Below you’ll find 3 items about science and technology. Once you have responded to all items, click the button to see the results! And if you want to learn more about what these results mean, check out the article underneath the poll.
Will science and the technological advances that stem from it lead to our ultimate peril? Or is science destined to bring about a virtual utopia that is free of disease and meaningless suffering? Or is the answer somewhere in between?
For me, the more significant, underlying implication of this study is that belief in science and its ability to improve our lives can operate as a sort of faith, not too unlike religious and spiritual beliefs.
Whether or not you’ve given much thought to such questions, it turns out that your answers have important implications. In a recent study of beliefs about science across 72 countries, having a more positive outlook on scientific progress and technology was associated with greater satisfaction in life.

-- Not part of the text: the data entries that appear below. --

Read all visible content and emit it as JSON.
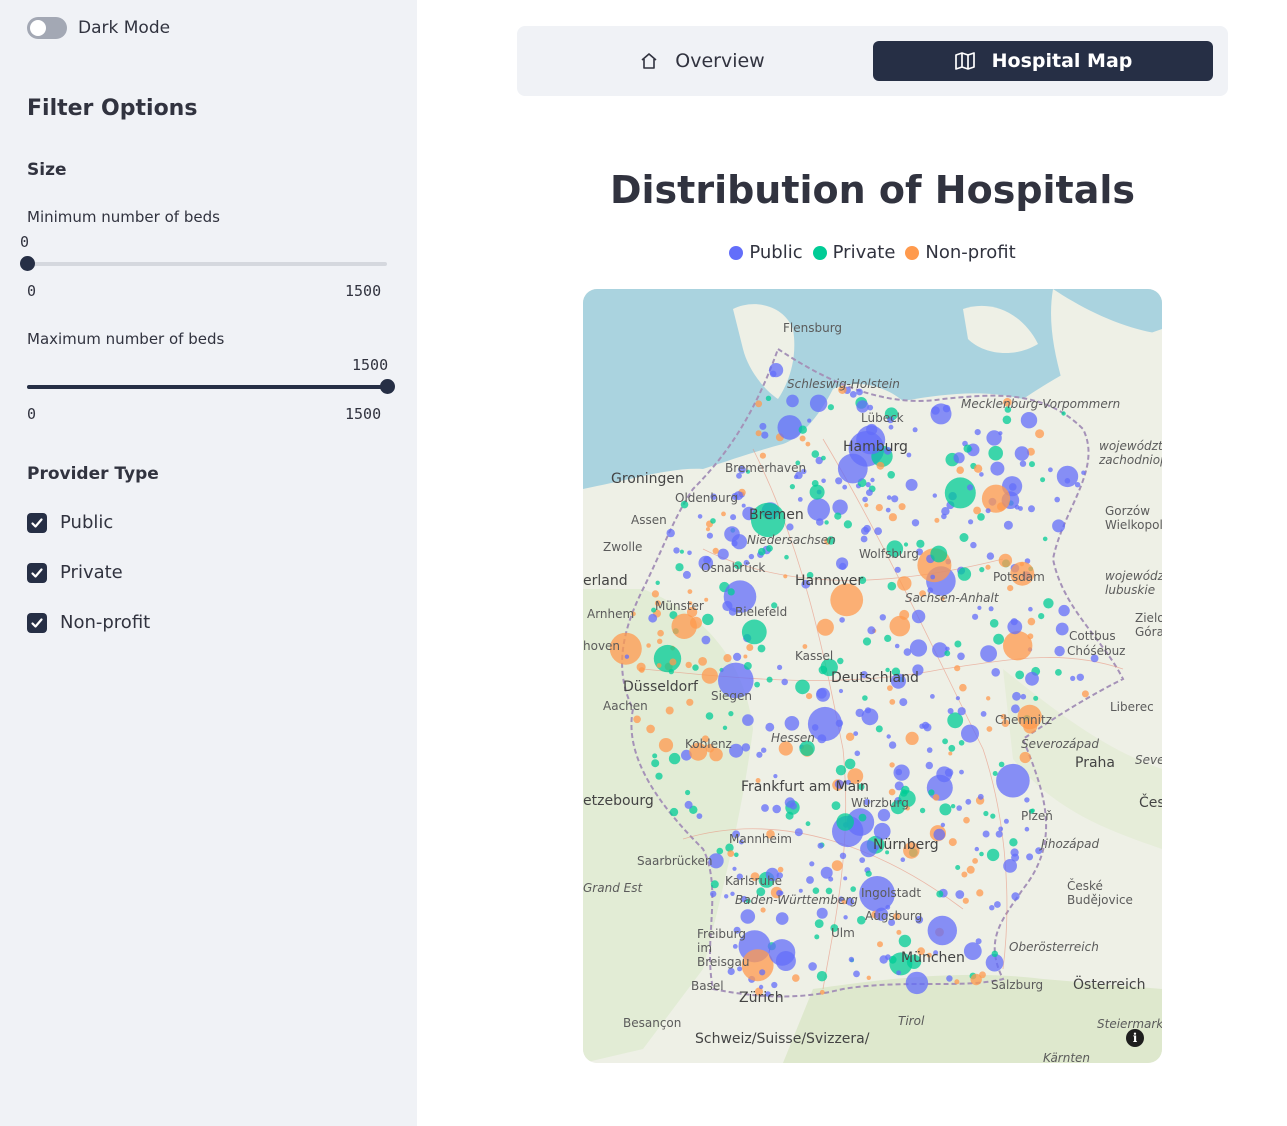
{
  "sidebar": {
    "dark_mode_label": "Dark Mode",
    "dark_mode_on": false,
    "filter_title": "Filter Options",
    "size_title": "Size",
    "min_slider": {
      "label": "Minimum number of beds",
      "value": "0",
      "min": "0",
      "max": "1500"
    },
    "max_slider": {
      "label": "Maximum number of beds",
      "value": "1500",
      "min": "0",
      "max": "1500"
    },
    "provider_title": "Provider Type",
    "providers": [
      {
        "label": "Public",
        "checked": true
      },
      {
        "label": "Private",
        "checked": true
      },
      {
        "label": "Non-profit",
        "checked": true
      }
    ]
  },
  "tabs": [
    {
      "label": "Overview",
      "icon": "home-icon",
      "active": false
    },
    {
      "label": "Hospital Map",
      "icon": "map-icon",
      "active": true
    }
  ],
  "chart": {
    "title": "Distribution of Hospitals",
    "legend": [
      {
        "label": "Public",
        "color": "#636efa"
      },
      {
        "label": "Private",
        "color": "#00cc96"
      },
      {
        "label": "Non-profit",
        "color": "#ff9a4d"
      }
    ]
  },
  "map_labels": [
    "Flensburg",
    "Schleswig-Holstein",
    "Lübeck",
    "Mecklenburg-Vorpommern",
    "Hamburg",
    "Bremerhaven",
    "Groningen",
    "Oldenburg",
    "Bremen",
    "Assen",
    "Zwolle",
    "Niedersachsen",
    "Wolfsburg",
    "Hannover",
    "Osnabrück",
    "erland",
    "Münster",
    "Bielefeld",
    "Arnhem",
    "hoven",
    "Potsdam",
    "Cottbus",
    "Chóśebuz",
    "Deutschland",
    "Kassel",
    "Siegen",
    "Düsseldorf",
    "Aachen",
    "Koblenz",
    "Hessen",
    "Chemnitz",
    "Liberec",
    "Praha",
    "Severozápad",
    "Frankfurt am Main",
    "Würzburg",
    "etzebourg",
    "Mannheim",
    "Nürnberg",
    "Plzeň",
    "Jihozápad",
    "Saarbrücken",
    "Karlsruhe",
    "Baden-Württemberg",
    "Ingolstadt",
    "Augsburg",
    "Grand Est",
    "Freiburg im Breisgau",
    "Ulm",
    "München",
    "Oberösterreich",
    "České Budějovice",
    "Basel",
    "Zürich",
    "Salzburg",
    "Österreich",
    "Besançon",
    "Tirol",
    "Schweiz/Suisse/Svizzera/",
    "Steiermark",
    "Gorzów Wielkopolski",
    "województwo zachodniopomorskie",
    "województwo lubuskie",
    "Zielona Góra",
    "Sachsen-Anhalt",
    "Severovýchod",
    "Česko",
    "Kärnten"
  ]
}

Other findings from this study revealed that belief in scientific and technological progress is largely unrelated to church attendance, belief in God, or one’s identification as a religious person. It would seem then that many people across the world see little or no conflict between their religious beliefs and their beliefs about scientific progress, which operate relatively independently of one another.

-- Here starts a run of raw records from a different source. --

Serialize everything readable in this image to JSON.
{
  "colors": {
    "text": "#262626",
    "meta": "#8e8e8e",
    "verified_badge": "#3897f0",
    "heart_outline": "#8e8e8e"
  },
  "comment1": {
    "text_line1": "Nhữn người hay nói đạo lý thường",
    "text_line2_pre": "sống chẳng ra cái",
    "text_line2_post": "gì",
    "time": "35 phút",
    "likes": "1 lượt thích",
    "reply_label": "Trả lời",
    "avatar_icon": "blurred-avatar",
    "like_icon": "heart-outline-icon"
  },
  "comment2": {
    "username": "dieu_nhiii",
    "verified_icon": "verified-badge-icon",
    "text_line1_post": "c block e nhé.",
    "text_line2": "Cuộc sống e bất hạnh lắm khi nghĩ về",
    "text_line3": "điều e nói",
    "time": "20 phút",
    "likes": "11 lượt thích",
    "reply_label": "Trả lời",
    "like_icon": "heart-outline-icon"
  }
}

So, how do someone’s beliefs about science and technology affect their overall satisfaction in life?
The researchers involved in this study found that belief in scientific progress tended to bolster people’s sense of personal control in their lives, which largely accounted for the higher levels of life satisfaction that were observed.
For me, the more significant, underlying implication of this study is that belief in science and its ability to improve our lives can operate as a sort of faith, not too unlike religious and spiritual beliefs. And this belief in science has the potential to alter the lens of everyday experience such that people come to see themselves as more empowered in their lives.

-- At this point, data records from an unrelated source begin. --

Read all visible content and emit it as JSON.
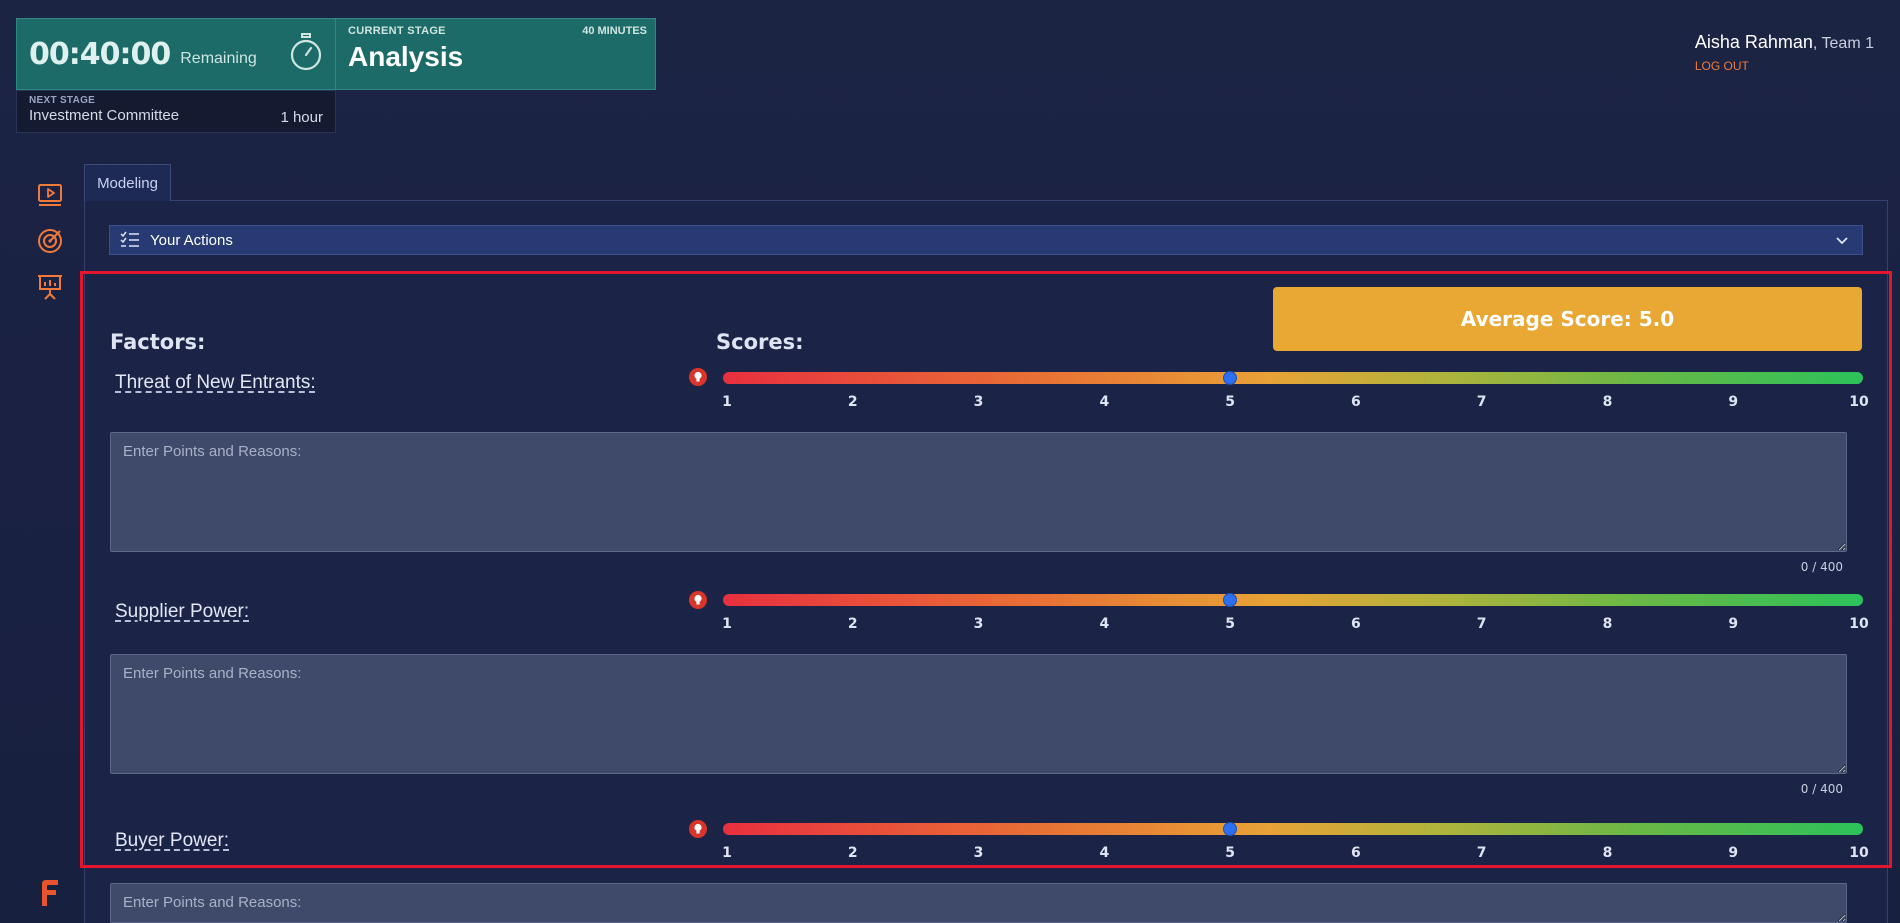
{
  "timer": {
    "time": "00:40:00",
    "remaining_label": "Remaining",
    "icon": "stopwatch-icon"
  },
  "current_stage": {
    "label": "CURRENT STAGE",
    "duration": "40 MINUTES",
    "name": "Analysis"
  },
  "next_stage": {
    "label": "NEXT STAGE",
    "name": "Investment Committee",
    "duration": "1 hour"
  },
  "user": {
    "name": "Aisha Rahman",
    "team": ", Team 1",
    "logout": "LOG OUT"
  },
  "rail": {
    "icons": [
      "video-icon",
      "target-icon",
      "presentation-icon"
    ],
    "logo_icon": "brand-f-logo-icon"
  },
  "tabs": [
    {
      "label": "Modeling"
    }
  ],
  "actions": {
    "label": "Your Actions",
    "icon": "checklist-icon",
    "chevron": "chevron-down-icon"
  },
  "average_score": "Average Score: 5.0",
  "headings": {
    "factors": "Factors:",
    "scores": "Scores:"
  },
  "scale": {
    "min": 1,
    "max": 10,
    "ticks": [
      "1",
      "2",
      "3",
      "4",
      "5",
      "6",
      "7",
      "8",
      "9",
      "10"
    ]
  },
  "factors": [
    {
      "label": "Threat of New Entrants:",
      "score": 5,
      "placeholder": "Enter Points and Reasons:",
      "count": "0 / 400"
    },
    {
      "label": "Supplier Power:",
      "score": 5,
      "placeholder": "Enter Points and Reasons:",
      "count": "0 / 400"
    },
    {
      "label": "Buyer Power:",
      "score": 5,
      "placeholder": "Enter Points and Reasons:",
      "count": ""
    }
  ],
  "colors": {
    "accent_orange": "#f07a3a",
    "stage_teal": "#1c6b68",
    "avg_score_bg": "#e8a833",
    "slider_thumb": "#2c6ff0",
    "highlight_red": "#e3162e"
  }
}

The ultimate legacy of science and technology is anyone’s guess. But when I look around and consider its potential to both help us (e.g., medical breakthroughs, enhanced communication) and harm us (e.g., threat of nuclear war, dehumanization), I have faith that the hands that guide these forces, though perhaps misguided at times, are ultimately benevolent ones that will lead us to a better world.
But, I could be wrong.
So, let us know what you think. And, if you want to find out how strongly you believe in scientific and technological progress, take our poll at the top of the page and see how your responses stack up with others in the Lifespark community.
Stavrova, O., Ehlebracht, D., & Fetchenhauer, D. (2016). Belief in scientific–technological progress and life satisfaction: The role of personal control. Personality and Individual Differences, 96, 227-236.